Logarithmic scales are used for both the time and current axes, in order to cover a wide range.
The characteristic represents a band of operating times for which the lower boundary is the minimum melting time curve, above which the low voltage fuses can be damaged. The upper boundary is the total clearing time curve, above which the fuse will open. For a given fault current, the actual fuse opening time will be within this band.
Table 1 – Low Voltage fuse classes //
In some cases the fuse average melting time only is given. This can be treated as the fuse opening time with a tolerance of ±15%. The -15% boundary is the minimum melting time and the +15% boundary is the total clearing time. Note that the time-current characteristic does not extend below 0.01 seconds. This is due to the fact that below 0.01 seconds the fuse is operating in its current-limiting region and the fuse I2t is of increasing importance.
The time-current characteristic curves are used to demonstrate the coordination between protective devices in series. The basic principle of system protection is that for a given fault current ideally only the device nearest the fault opens, minimizing the effect of the fault on the rest of the system.
This principle is known as selective coordination and can be analyzed with the use of the device time-current characteristic curves.
Because the time bands for the two fuses do not overlap, these are coordinated for all operating times above 0.01 seconds.

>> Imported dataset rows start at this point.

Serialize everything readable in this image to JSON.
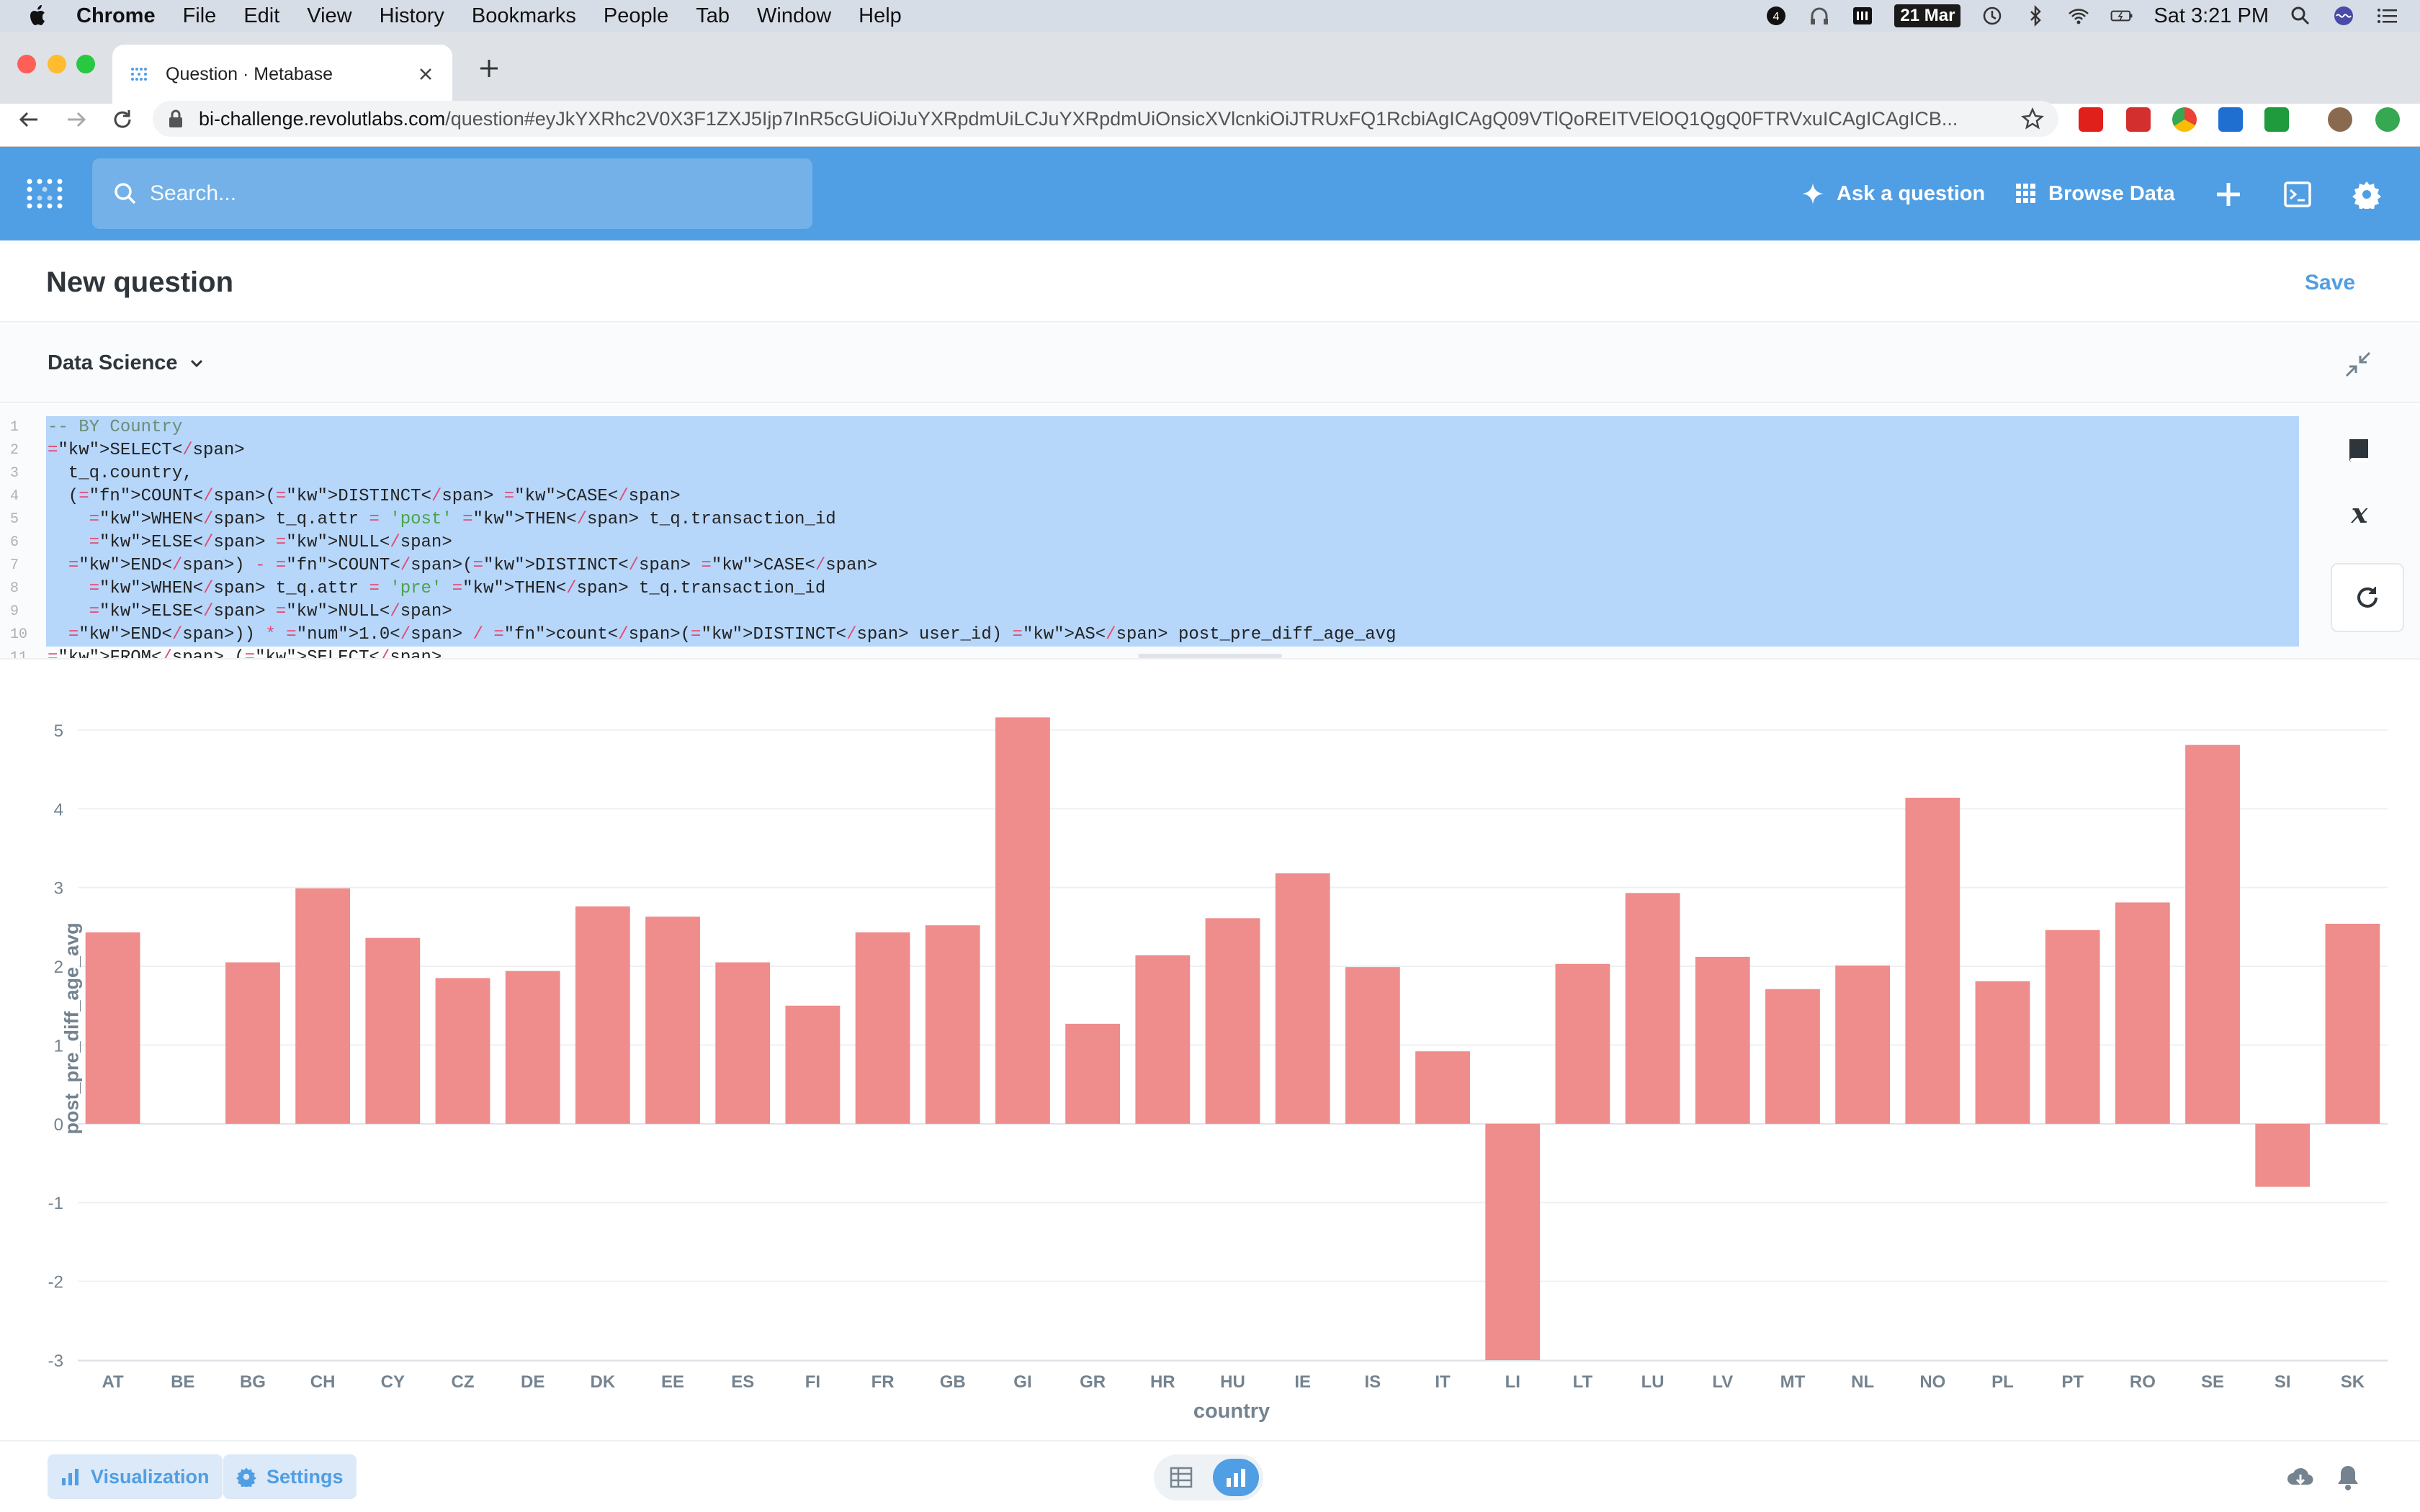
{
  "menubar": {
    "app": "Chrome",
    "items": [
      "File",
      "Edit",
      "View",
      "History",
      "Bookmarks",
      "People",
      "Tab",
      "Window",
      "Help"
    ],
    "date_badge": "21 Mar",
    "clock": "Sat 3:21 PM"
  },
  "browser": {
    "tab_title": "Question · Metabase",
    "url_host": "bi-challenge.revolutlabs.com",
    "url_path": "/question#eyJkYXRhc2V0X3F1ZXJ5Ijp7InR5cGUiOiJuYXRpdmUiLCJuYXRpdmUiOnsicXVlcnkiOiJTRUxFQ1RcbiAgICAgQ09VTlQoREITVElOQ1QgQ0FTRVxuICAgICAgICB..."
  },
  "navbar": {
    "search_placeholder": "Search...",
    "ask_question": "Ask a question",
    "browse_data": "Browse Data"
  },
  "question": {
    "title": "New question",
    "save_label": "Save",
    "database": "Data Science"
  },
  "editor": {
    "line_numbers": [
      "1",
      "2",
      "3",
      "4",
      "5",
      "6",
      "7",
      "8",
      "9",
      "10",
      "11"
    ],
    "lines": [
      "-- BY Country",
      "SELECT",
      "  t_q.country,",
      "  (COUNT(DISTINCT CASE",
      "    WHEN t_q.attr = 'post' THEN t_q.transaction_id",
      "    ELSE NULL",
      "  END) - COUNT(DISTINCT CASE",
      "    WHEN t_q.attr = 'pre' THEN t_q.transaction_id",
      "    ELSE NULL",
      "  END)) * 1.0 / count(DISTINCT user_id) AS post_pre_diff_age_avg",
      "FROM (SELECT"
    ]
  },
  "chart_data": {
    "type": "bar",
    "categories": [
      "AT",
      "BE",
      "BG",
      "CH",
      "CY",
      "CZ",
      "DE",
      "DK",
      "EE",
      "ES",
      "FI",
      "FR",
      "GB",
      "GI",
      "GR",
      "HR",
      "HU",
      "IE",
      "IS",
      "IT",
      "LI",
      "LT",
      "LU",
      "LV",
      "MT",
      "NL",
      "NO",
      "PL",
      "PT",
      "RO",
      "SE",
      "SI",
      "SK"
    ],
    "values": [
      2.43,
      0,
      2.05,
      2.99,
      2.36,
      1.85,
      1.94,
      2.76,
      2.63,
      2.05,
      1.5,
      2.43,
      2.52,
      5.16,
      1.27,
      2.14,
      2.61,
      3.18,
      1.99,
      0.92,
      -3.0,
      2.03,
      2.93,
      2.12,
      1.71,
      2.01,
      4.14,
      1.81,
      2.46,
      2.81,
      4.81,
      -0.8,
      2.54
    ],
    "xlabel": "country",
    "ylabel": "post_pre_diff_age_avg",
    "ylim": [
      -3,
      5.2
    ],
    "yticks": [
      "5",
      "4",
      "3",
      "2",
      "1",
      "0",
      "-1",
      "-2",
      "-3"
    ],
    "bar_color": "#ef8c8c",
    "grid": true
  },
  "footer": {
    "visualization_label": "Visualization",
    "settings_label": "Settings"
  },
  "colors": {
    "brand": "#509ee3",
    "selection": "#b6d6fa"
  }
}
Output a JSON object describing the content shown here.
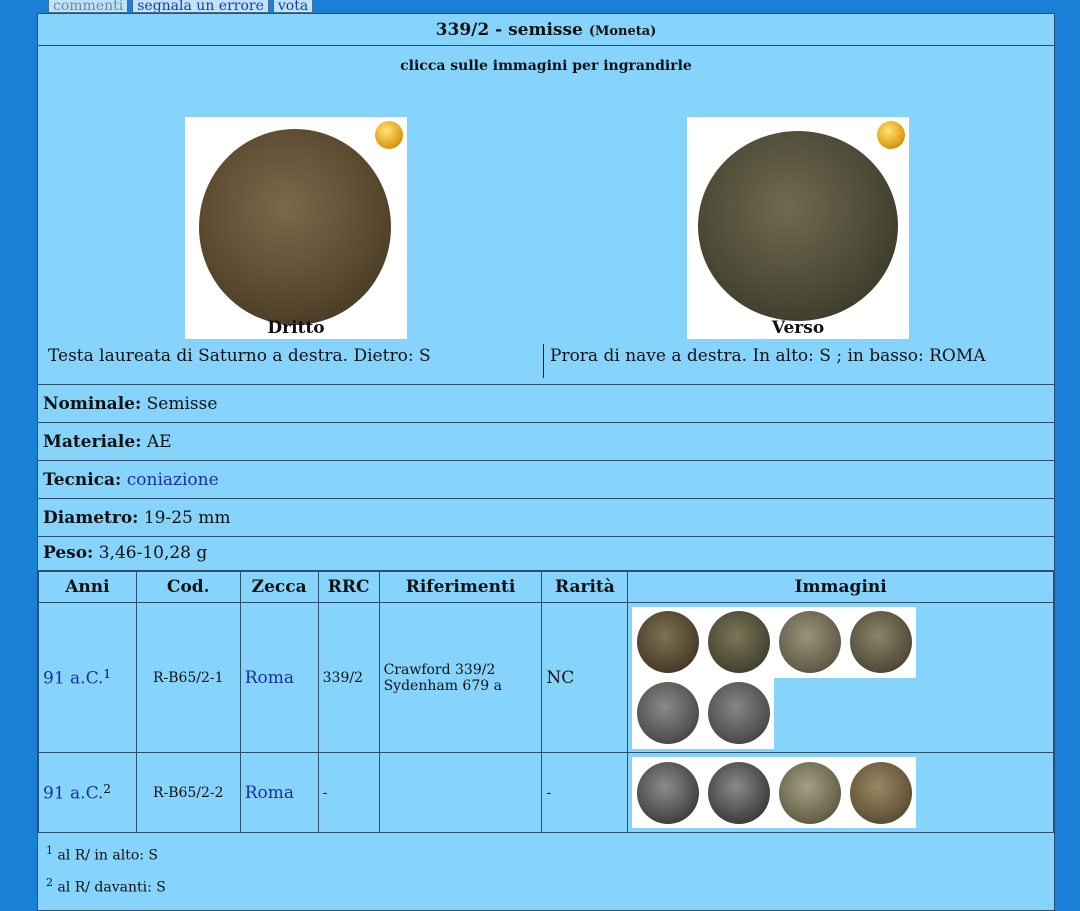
{
  "tabs": [
    "commenti",
    "segnala un errore",
    "vota"
  ],
  "title": {
    "main": "339/2 - semisse",
    "type": "(Moneta)"
  },
  "hint": "clicca sulle immagini per ingrandirle",
  "obverse": {
    "caption": "Dritto",
    "description": "Testa laureata di Saturno a destra. Dietro: S"
  },
  "reverse": {
    "caption": "Verso",
    "description": "Prora di nave a destra. In alto: S ; in basso: ROMA"
  },
  "props": {
    "nominale": {
      "label": "Nominale:",
      "value": "Semisse"
    },
    "materiale": {
      "label": "Materiale:",
      "value": "AE"
    },
    "tecnica": {
      "label": "Tecnica:",
      "value": "coniazione"
    },
    "diametro": {
      "label": "Diametro:",
      "value": "19-25 mm"
    },
    "peso": {
      "label": "Peso:",
      "value": "3,46-10,28 g"
    }
  },
  "table": {
    "headers": [
      "Anni",
      "Cod.",
      "Zecca",
      "RRC",
      "Riferimenti",
      "Rarità",
      "Immagini"
    ],
    "rows": [
      {
        "anni": "91 a.C.",
        "note": "1",
        "cod": "R-B65/2-1",
        "zecca": "Roma",
        "rrc": "339/2",
        "rif1": "Crawford 339/2",
        "rif2": "Sydenham 679 a",
        "rarita": "NC"
      },
      {
        "anni": "91 a.C.",
        "note": "2",
        "cod": "R-B65/2-2",
        "zecca": "Roma",
        "rrc": "-",
        "rif1": "",
        "rif2": "",
        "rarita": "-"
      }
    ]
  },
  "notes": [
    {
      "num": "1",
      "text": "al R/ in alto: S"
    },
    {
      "num": "2",
      "text": "al R/ davanti: S"
    }
  ],
  "colors": {
    "page_bg": "#1a7fd6",
    "panel_bg": "#86d4fb",
    "link": "#1b2fa0",
    "coin_bronze": "#5b4a30"
  }
}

It can also be stated that these two sets of fuses are coordinated through approximately 4200 A, since at 4200 A Fuse A has the potential to begin operating in its current-limiting region. Fuse B has the potential to begin operating its current-limiting region at 1100 A. For currents above approximately 4000 A, therefore, both sets of fuses have the potential to be operating in the current-limiting region.
When both sets of fuses are operating the current-limiting region the time-current curves cannot be used to the determine coordination between them.
Instead, for a given fault current the minimum melting I2t for Fuse A must be greater than the maximum clearing I2t for Fuse B. In practice, instead of publishing I2t data fuse manufacturers typically publish ratio tables showing the minimum ratios of fuses of a given type that will coordinate with each other.
Low voltage fuse AC interrupting ratings are based upon a maximum power factor of 0.2, corresponding to a maximum X/R ratio of 4.899. In order to evaluate a low voltage fuse’s interrupting rating on a system with a higher X/R ratio the system symmetrical fault current must be multiplied by a multiplying factor:
The available symmetrical fault current multiplied by the multiplying factor (MULT) per formula above can be compared to the fuse interrupting rating.
The use of low voltage fuses requires a holder and a switching device in addition to the fuses themselves. Because they are single-phase devices, a single blown fuse from a three-phase set will cause a single-phasing condition, which can lead to motor damage.
Replacing fuses typically requires opening equipment doors and/or removing cover panels.
Also, replacement low voltage fuses must be stocked to get a circuit with a blown fuse back on-line quickly. For these reasons, the use of low voltage fuses in modern power systems is generally discouraged. For circuit breakers that have a short-time rating.
Reference // System Protection – Bill Brown, P.E., Square D Engineering Services